(Verona 1588 - Verona 1630)
The Preaching of Saint John the Baptist
Inscribed (by Calvière) Palma. Vechio.- twice (once partially cut off) on the mount.
196 x 126 mm. (7 3/4 x 5 in.)
Bassetti’s oil sketches on paper, of which the present sheet is a very fine and fresh example, seem to have been done not as studies for paintings but were rather intended as independent works of art. That they were highly prized by collectors, and particularly foreign visitors to Verona, is seen in a comment made by his biographer, Carlo Ridolfi. In his Le maraviglie dell’arte, published in 1648, Ridolfi praised Bassetti’s drawings, ‘which he used to heighten with white and black oil paint on the paper’, and noted that ‘one still sees many drawings executed in this manner and which he mostly made during the winter, displaying them around his studio, and which he still used to sell to those who took delight in studying, and in particular to the foreigners who passed through Verona.’
The present sheet was part of the collection of drawings belonging to Charles-François de Calvière, Marquis de Vézénobres (1693-1777). A friend and contemporary of such 18th century collectors and connoisseurs as Pierre Crozat, the Comte de Caylus, Charles Coypel and Pierre-Jean Mariette, Calvière assembled the bulk of his collection between 1720 and 1760, although he continued to acquire drawings until his death. Almost all of Calvière’s collection, including 459 lots of drawings, was dispersed at auction in Paris in May 1779. The present sheet was, however, among a small number of drawings which were not included in the 1779 sale and which remained in the possession of the collector’s heirs until 2003.

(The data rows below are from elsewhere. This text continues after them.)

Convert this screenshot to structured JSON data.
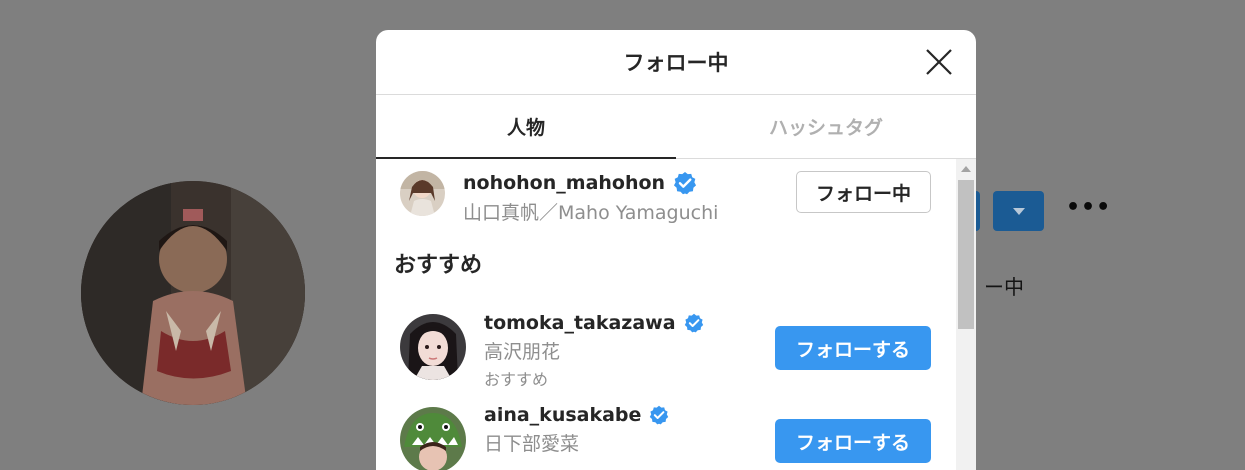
{
  "modal": {
    "title": "フォロー中",
    "tabs": [
      {
        "label": "人物",
        "active": true
      },
      {
        "label": "ハッシュタグ",
        "active": false
      }
    ]
  },
  "current_following": {
    "username": "nohohon_mahohon",
    "full_name": "山口真帆／Maho Yamaguchi",
    "verified": true,
    "button_label": "フォロー中"
  },
  "suggestions": {
    "title": "おすすめ",
    "items": [
      {
        "username": "tomoka_takazawa",
        "full_name": "高沢朋花",
        "subtext": "おすすめ",
        "verified": true,
        "button_label": "フォローする"
      },
      {
        "username": "aina_kusakabe",
        "full_name": "日下部愛菜",
        "subtext": "",
        "verified": true,
        "button_label": "フォローする"
      }
    ]
  },
  "background": {
    "partial_text": "ー中"
  },
  "colors": {
    "follow_button": "#3897f0",
    "verified_badge": "#3897f0",
    "overlay": "#7f7f7f"
  },
  "icons": [
    "close-icon",
    "verified-badge-icon",
    "chevron-down-icon",
    "more-options-icon",
    "scroll-up-arrow-icon"
  ]
}
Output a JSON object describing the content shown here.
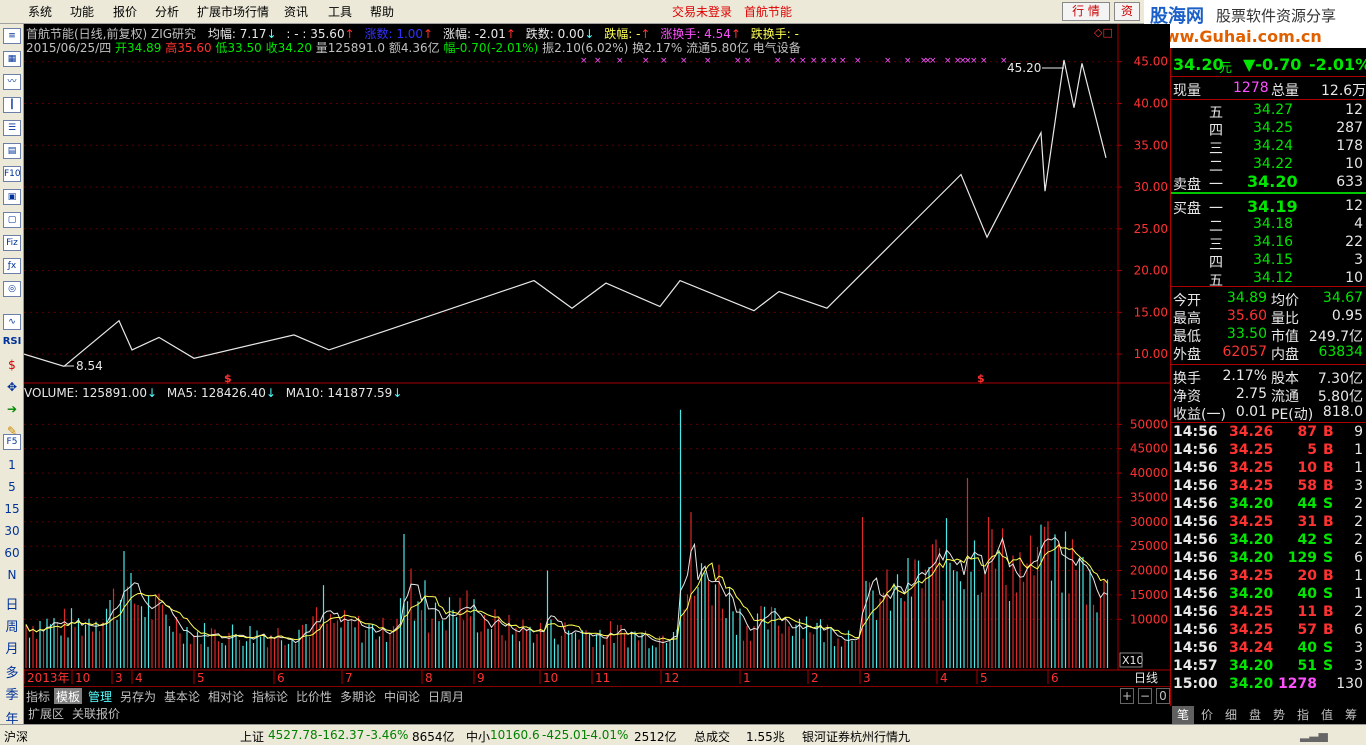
{
  "menu": {
    "items": [
      "系统",
      "功能",
      "报价",
      "分析",
      "扩展市场行情",
      "资讯",
      "工具",
      "帮助"
    ],
    "trade_status": "交易未登录",
    "stock_name": "首航节能",
    "btn_quote": "行 情",
    "btn_info": "资"
  },
  "logo": {
    "line1": "股海网",
    "line2": "股票软件资源分享",
    "line3": "www.Guhai.com.cn"
  },
  "left_toolbar": {
    "icons": [
      "report-icon",
      "split-icon",
      "line-chart-icon",
      "candle-icon",
      "list-icon",
      "grid-icon",
      "f10-icon",
      "doc-icon",
      "news-icon",
      "fiz-icon",
      "formula-icon",
      "zoom-icon",
      "indicator-icon"
    ],
    "rsi": "RSI",
    "periods": [
      "1",
      "5",
      "15",
      "30",
      "60",
      "N",
      "日",
      "周",
      "月",
      "多",
      "季",
      "年"
    ]
  },
  "chart": {
    "title": "首航节能(日线,前复权) ZIG研究",
    "avg_label": "均幅: 7.17",
    "colon_label": ": - : 35.60",
    "rise_label": "涨数: 1.00",
    "rise_pct_label": "涨幅: -2.01",
    "fall_label": "跌数: 0.00",
    "fall_pct_label": "跌幅: -",
    "rise_turn_label": "涨换手: 4.54",
    "fall_turn_label": "跌换手: -",
    "ohlc": {
      "date": "2015/06/25/四",
      "open": "开34.89",
      "high": "高35.60",
      "low": "低33.50",
      "close": "收34.20",
      "vol": "量125891.0",
      "amt": "额4.36亿",
      "chg": "幅-0.70(-2.01%)",
      "amp": "振2.10(6.02%)",
      "turn": "换2.17%",
      "float": "流通5.80亿",
      "sector": "电气设备"
    },
    "max_label": "45.20",
    "min_label": "8.54",
    "vol_label": "VOLUME: 125891.00",
    "ma5_label": "MA5: 128426.40",
    "ma10_label": "MA10: 141877.59",
    "x10": "X10",
    "period": "日线",
    "months": [
      "2013年",
      "10",
      "3",
      "4",
      "5",
      "6",
      "7",
      "8",
      "9",
      "10",
      "11",
      "12",
      "1",
      "2",
      "3",
      "4",
      "5",
      "6"
    ]
  },
  "chart_data": [
    {
      "type": "line",
      "title": "ZIG研究",
      "xlabel": "",
      "ylabel": "",
      "ylim": [
        7.5,
        47
      ],
      "yticks": [
        10,
        15,
        20,
        25,
        30,
        35,
        40,
        45
      ],
      "series": [
        {
          "name": "ZIG",
          "x": [
            0,
            40,
            95,
            108,
            135,
            170,
            270,
            305,
            510,
            548,
            582,
            636,
            656,
            730,
            755,
            803,
            937,
            963,
            1017,
            1021,
            1040,
            1050,
            1058,
            1082
          ],
          "values": [
            10.0,
            8.54,
            14.0,
            10.5,
            12.0,
            9.5,
            12.3,
            10.5,
            18.8,
            15.5,
            18.5,
            15.7,
            18.8,
            15.2,
            17.5,
            15.5,
            31.5,
            24.0,
            36.5,
            29.5,
            45.2,
            39.5,
            44.8,
            33.5
          ]
        }
      ]
    },
    {
      "type": "bar",
      "title": "VOLUME",
      "ylim": [
        0,
        55000
      ],
      "yticks": [
        10000,
        15000,
        20000,
        25000,
        30000,
        35000,
        40000,
        45000,
        50000
      ],
      "series": [
        {
          "name": "VOLUME",
          "last": 125891.0
        },
        {
          "name": "MA5",
          "last": 128426.4
        },
        {
          "name": "MA10",
          "last": 141877.59
        }
      ],
      "spikes": [
        [
          95,
          40000
        ],
        [
          100,
          24000
        ],
        [
          300,
          17000
        ],
        [
          381,
          27500
        ],
        [
          402,
          18000
        ],
        [
          525,
          20000
        ],
        [
          658,
          53000
        ],
        [
          667,
          32000
        ],
        [
          840,
          31000
        ],
        [
          943,
          39000
        ],
        [
          966,
          31000
        ],
        [
          1022,
          29000
        ],
        [
          1080,
          18000
        ]
      ]
    }
  ],
  "quote": {
    "price": "34.20",
    "unit": "元",
    "change": "▼-0.70",
    "pct": "-2.01%",
    "now_vol_label": "现量",
    "now_vol": "1278",
    "total_vol_label": "总量",
    "total_vol": "12.6万",
    "sell_label": "卖盘",
    "buy_label": "买盘",
    "sells": [
      {
        "level": "五",
        "price": "34.27",
        "vol": "12"
      },
      {
        "level": "四",
        "price": "34.25",
        "vol": "287"
      },
      {
        "level": "三",
        "price": "34.24",
        "vol": "178"
      },
      {
        "level": "二",
        "price": "34.22",
        "vol": "10"
      },
      {
        "level": "一",
        "price": "34.20",
        "vol": "633"
      }
    ],
    "buys": [
      {
        "level": "一",
        "price": "34.19",
        "vol": "12"
      },
      {
        "level": "二",
        "price": "34.18",
        "vol": "4"
      },
      {
        "level": "三",
        "price": "34.16",
        "vol": "22"
      },
      {
        "level": "四",
        "price": "34.15",
        "vol": "3"
      },
      {
        "level": "五",
        "price": "34.12",
        "vol": "10"
      }
    ],
    "stats": [
      {
        "l1": "今开",
        "v1": "34.89",
        "l2": "均价",
        "v2": "34.67"
      },
      {
        "l1": "最高",
        "v1": "35.60",
        "l2": "量比",
        "v2": "0.95"
      },
      {
        "l1": "最低",
        "v1": "33.50",
        "l2": "市值",
        "v2": "249.7亿"
      },
      {
        "l1": "外盘",
        "v1": "62057",
        "l2": "内盘",
        "v2": "63834"
      }
    ],
    "stats2": [
      {
        "l1": "换手",
        "v1": "2.17%",
        "l2": "股本",
        "v2": "7.30亿"
      },
      {
        "l1": "净资",
        "v1": "2.75",
        "l2": "流通",
        "v2": "5.80亿"
      },
      {
        "l1": "收益(一)",
        "v1": "0.01",
        "l2": "PE(动)",
        "v2": "818.0"
      }
    ],
    "ticks": [
      {
        "t": "14:56",
        "p": "34.26",
        "v": "87",
        "s": "B",
        "n": "9"
      },
      {
        "t": "14:56",
        "p": "34.25",
        "v": "5",
        "s": "B",
        "n": "1"
      },
      {
        "t": "14:56",
        "p": "34.25",
        "v": "10",
        "s": "B",
        "n": "1"
      },
      {
        "t": "14:56",
        "p": "34.25",
        "v": "58",
        "s": "B",
        "n": "3"
      },
      {
        "t": "14:56",
        "p": "34.20",
        "v": "44",
        "s": "S",
        "n": "2"
      },
      {
        "t": "14:56",
        "p": "34.25",
        "v": "31",
        "s": "B",
        "n": "2"
      },
      {
        "t": "14:56",
        "p": "34.20",
        "v": "42",
        "s": "S",
        "n": "2"
      },
      {
        "t": "14:56",
        "p": "34.20",
        "v": "129",
        "s": "S",
        "n": "6"
      },
      {
        "t": "14:56",
        "p": "34.25",
        "v": "20",
        "s": "B",
        "n": "1"
      },
      {
        "t": "14:56",
        "p": "34.20",
        "v": "40",
        "s": "S",
        "n": "1"
      },
      {
        "t": "14:56",
        "p": "34.25",
        "v": "11",
        "s": "B",
        "n": "2"
      },
      {
        "t": "14:56",
        "p": "34.25",
        "v": "57",
        "s": "B",
        "n": "6"
      },
      {
        "t": "14:56",
        "p": "34.24",
        "v": "40",
        "s": "S",
        "n": "3"
      },
      {
        "t": "14:57",
        "p": "34.20",
        "v": "51",
        "s": "S",
        "n": "3"
      },
      {
        "t": "15:00",
        "p": "34.20",
        "v": "1278",
        "s": "",
        "n": "130"
      }
    ]
  },
  "tabs": [
    "指标",
    "模板",
    "管理",
    "另存为",
    "基本论",
    "相对论",
    "指标论",
    "比价性",
    "多期论",
    "中间论",
    "日周月"
  ],
  "ext_tabs": [
    "扩展区",
    "关联报价"
  ],
  "right_btns": [
    "笔",
    "价",
    "细",
    "盘",
    "势",
    "指",
    "值",
    "筹"
  ],
  "status": {
    "market": "沪深",
    "sh_label": "上证",
    "sh_val": "4527.78",
    "sh_chg": "-162.37",
    "sh_pct": "-3.46%",
    "sh_amt": "8654亿",
    "zx_label": "中小",
    "zx_val": "10160.6",
    "zx_chg": "-425.01",
    "zx_pct": "-4.01%",
    "zx_amt": "2512亿",
    "total_label": "总成交",
    "total_val": "1.55兆",
    "broker": "银河证券杭州行情九"
  }
}
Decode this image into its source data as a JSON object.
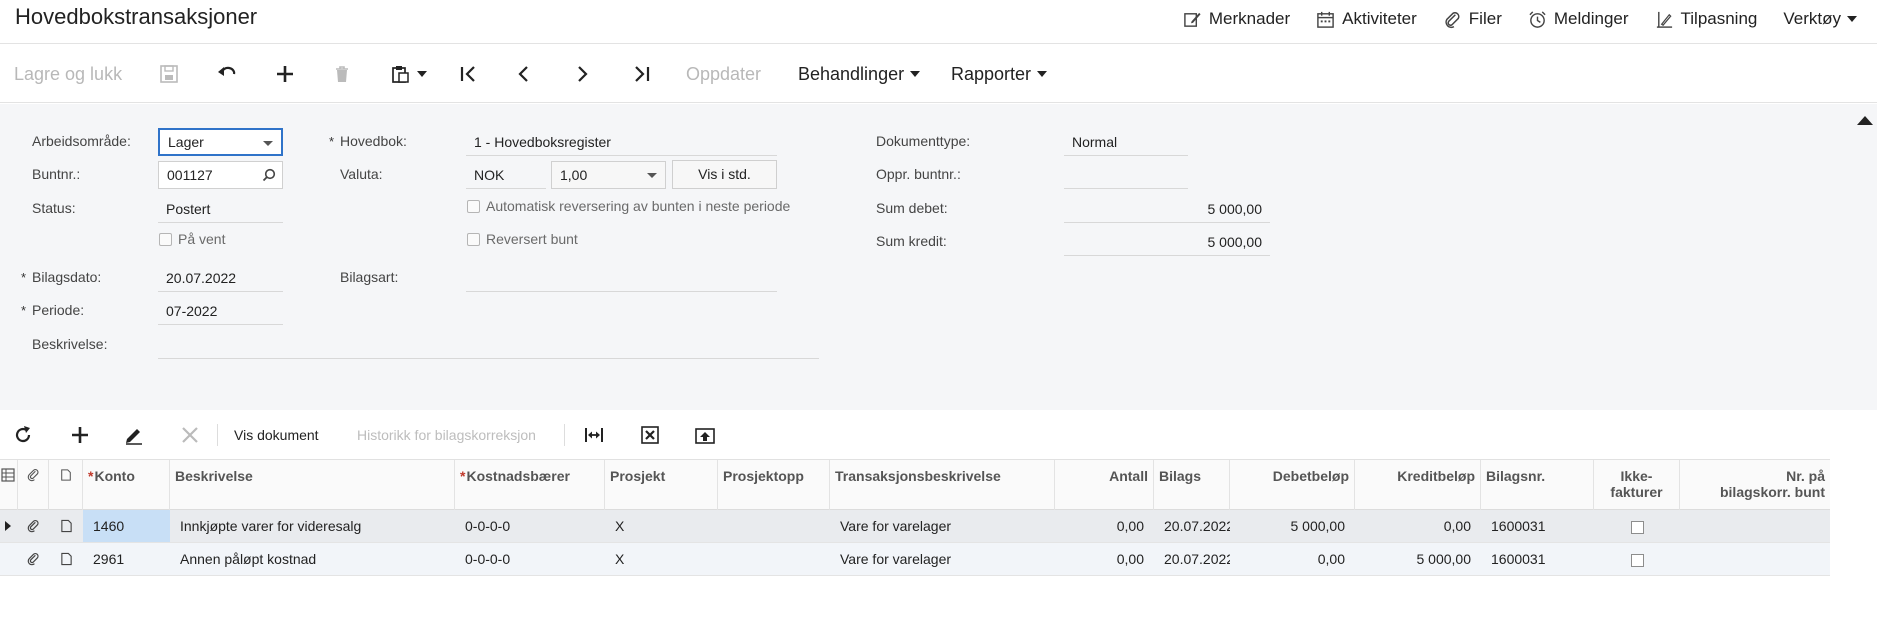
{
  "header": {
    "title": "Hovedbokstransaksjoner",
    "links": [
      {
        "label": "Merknader",
        "icon": "note-edit-icon"
      },
      {
        "label": "Aktiviteter",
        "icon": "calendar-icon"
      },
      {
        "label": "Filer",
        "icon": "paperclip-icon"
      },
      {
        "label": "Meldinger",
        "icon": "alarm-clock-icon"
      },
      {
        "label": "Tilpasning",
        "icon": "customize-icon"
      },
      {
        "label": "Verktøy",
        "icon": "chevron-down-icon"
      }
    ]
  },
  "toolbar": {
    "save_close": "Lagre og lukk",
    "update": "Oppdater",
    "actions": "Behandlinger",
    "reports": "Rapporter"
  },
  "form": {
    "workspace": {
      "label": "Arbeidsområde:",
      "value": "Lager"
    },
    "batch_no": {
      "label": "Buntnr.:",
      "value": "001127"
    },
    "status": {
      "label": "Status:",
      "value": "Postert"
    },
    "on_hold": {
      "label": "På vent"
    },
    "doc_date": {
      "label": "Bilagsdato:",
      "value": "20.07.2022"
    },
    "period": {
      "label": "Periode:",
      "value": "07-2022"
    },
    "description": {
      "label": "Beskrivelse:",
      "value": ""
    },
    "ledger": {
      "label": "Hovedbok:",
      "value": "1 - Hovedboksregister"
    },
    "currency": {
      "label": "Valuta:",
      "value": "NOK",
      "rate": "1,00",
      "button": "Vis i std."
    },
    "auto_reverse": {
      "label": "Automatisk reversering av bunten i neste periode"
    },
    "reversed_batch": {
      "label": "Reversert bunt"
    },
    "doc_type_field": {
      "label": "Bilagsart:",
      "value": ""
    },
    "document_type": {
      "label": "Dokumenttype:",
      "value": "Normal"
    },
    "orig_batch": {
      "label": "Oppr. buntnr.:",
      "value": ""
    },
    "sum_debit": {
      "label": "Sum debet:",
      "value": "5 000,00"
    },
    "sum_credit": {
      "label": "Sum kredit:",
      "value": "5 000,00"
    }
  },
  "grid_toolbar": {
    "view_document": "Vis dokument",
    "correction_history": "Historikk for bilagskorreksjon"
  },
  "grid": {
    "columns": {
      "account": "Konto",
      "description": "Beskrivelse",
      "cost_center": "Kostnadsbærer",
      "project": "Prosjekt",
      "project_task": "Prosjektopp",
      "trans_desc": "Transaksjonsbeskrivelse",
      "qty": "Antall",
      "doc_date": "Bilags",
      "debit": "Debetbeløp",
      "credit": "Kreditbeløp",
      "doc_no": "Bilagsnr.",
      "non_billable_1": "Ikke-",
      "non_billable_2": "fakturer",
      "corr_batch_1": "Nr. på",
      "corr_batch_2": "bilagskorr. bunt"
    },
    "rows": [
      {
        "account": "1460",
        "description": "Innkjøpte varer for videresalg",
        "cost_center": "0-0-0-0",
        "project": "X",
        "project_task": "",
        "trans_desc": "Vare for varelager",
        "qty": "0,00",
        "doc_date": "20.07.2022",
        "debit": "5 000,00",
        "credit": "0,00",
        "doc_no": "1600031"
      },
      {
        "account": "2961",
        "description": "Annen påløpt kostnad",
        "cost_center": "0-0-0-0",
        "project": "X",
        "project_task": "",
        "trans_desc": "Vare for varelager",
        "qty": "0,00",
        "doc_date": "20.07.2022",
        "debit": "0,00",
        "credit": "5 000,00",
        "doc_no": "1600031"
      }
    ]
  }
}
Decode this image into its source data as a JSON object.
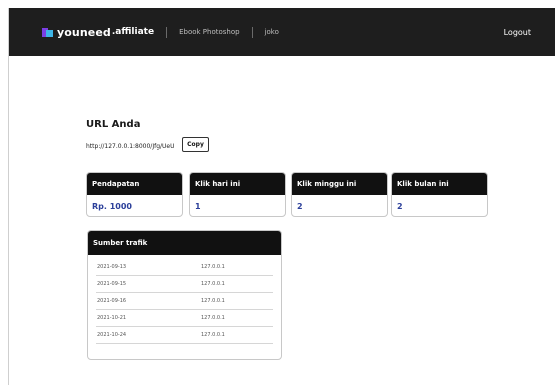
{
  "topbar": {
    "brand": "youneed",
    "brand_suffix": ".affiliate",
    "nav": [
      "Ebook Photoshop",
      "joko"
    ],
    "logout": "Logout"
  },
  "url_section": {
    "title": "URL Anda",
    "url": "http://127.0.0.1:8000/Jfg/UeU",
    "copy_label": "Copy"
  },
  "stats": [
    {
      "label": "Pendapatan",
      "value": "Rp. 1000"
    },
    {
      "label": "Klik hari ini",
      "value": "1"
    },
    {
      "label": "Klik minggu ini",
      "value": "2"
    },
    {
      "label": "Klik bulan ini",
      "value": "2"
    }
  ],
  "traffic": {
    "title": "Sumber trafik",
    "rows": [
      {
        "date": "2021-09-13",
        "ip": "127.0.0.1"
      },
      {
        "date": "2021-09-15",
        "ip": "127.0.0.1"
      },
      {
        "date": "2021-09-16",
        "ip": "127.0.0.1"
      },
      {
        "date": "2021-10-21",
        "ip": "127.0.0.1"
      },
      {
        "date": "2021-10-24",
        "ip": "127.0.0.1"
      }
    ]
  },
  "colors": {
    "topbar_bg": "#1e1e1e",
    "accent_value": "#2b3f9a",
    "logo_purple": "#7b3fe4",
    "logo_blue": "#3fb6e8"
  },
  "icons": [
    "youneed-logo-icon"
  ]
}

Following a period of training in the studio of Felice Brusasorci in Verona, where he studied alongside other local painters such as Alessandro Turchi and Pasquale Ottino, Marcantonio Bassetti was in Venice by about 1605. There he met the Venetian painter Palma Giovane, with whom he may have worked as an assistant, and who certainly had a profound influence on his draughtsmanship. Around 1616 Bassetti travelled to Rome, where he worked with Carlo Saraceni and became strongly influenced by the Caravaggism of Saraceni and Orazio Borgianni. He became a member of the Roman Accademia di San Luca, and between 1616 and 1617 participated in the decoration of the Sala Regia in the Palazzo Quirinale. While in Rome, Bassetti painted a Martyrdom of Saints Vito, Fermo and Rustico for the Augustinian church in Munich, followed a few years later by an altarpiece of Five Bishop Martyrs for the Veronese church of Santo Stefano. By 1620 he had returned to his native Verona, where he earned commissions for several altarpieces for local churches. He also worked on a series of portraits, most of which are today in the Museo del Castelvecchio in Verona. Bassetti died during the plague of 1630, at the age of around forty-four.